The rainy season typically starts near mid-May in South Florida and it looks to be right on schedule if this week’s forecast holds true.
The National Weather Service in Miami is expecting rain to begin in earnest tomorrow, with a 70 percent chance of showers as an east-southeasterly wind pulls warm, tropical air north.
That wind pattern, in addition to the boundary of a clockwise churning high-pressure system along the coast, is also kicking up the chances for waterspouts, said Larry Kelly, a meteorologist with the NWS in Miami.
“We’ve had a few showers off the coast that we were watching and the potential is there for waterspouts,” Kelly said. “There could be a cell out there that generates one. Boaters should just exercise caution.”
The winds are also going to increase humidity today with dew points expected to reach into the low 70s.
Today, the chances for rain are 20 percent, increasing to 40 percent tonight. Forecasters note that precipitable water – the measure of the depth of water that would result at the surface if all water vapor in an air column were to fall as rain – is 1.75 inches.
But most of that is expected to fall more in the interior of the state as sea breezes from each coast collide.
Rain has been sparse this spring with just 0.76 inches falling at Palm Beach International Airport this month. In April, just 1.46 inches of rain fell, which is 2.2 inches below normal.
The 2015 rainy season began on May 10, according to the NWS in Miami.

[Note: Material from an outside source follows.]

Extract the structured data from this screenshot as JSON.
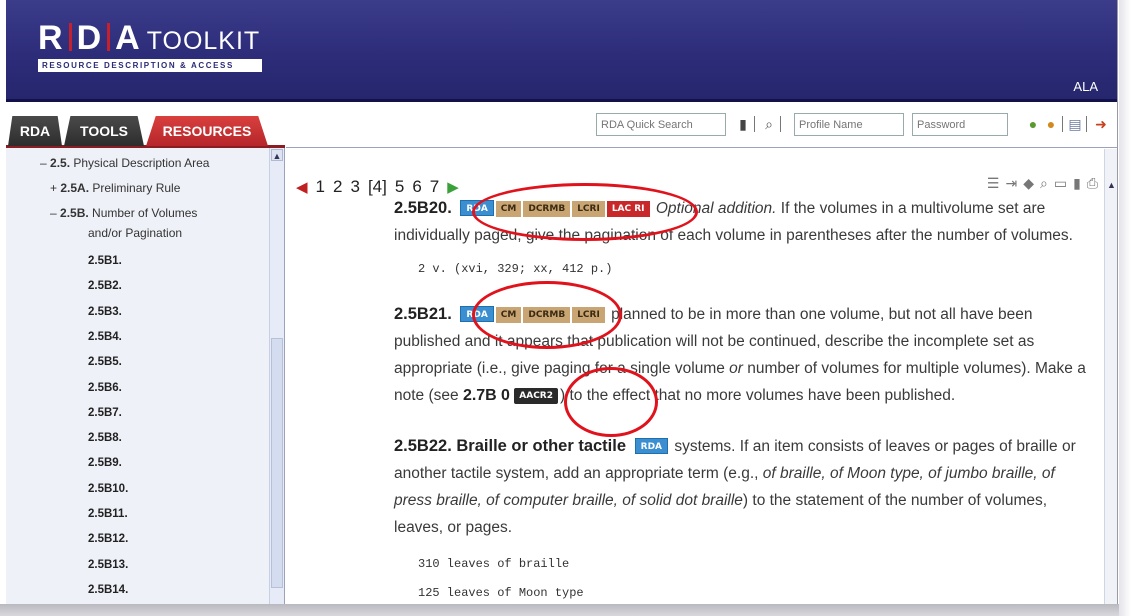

That’s about 10 days before normal.
Today’s high is supposed to reach 86 degrees, which is exactly the norm for this time of year.
The overnight low is expected to dip to just 77 degrees, which is six degrees above normal.
“We haven’t officially started rainy season, but it could be any day now,” Kelly said. “Finally.”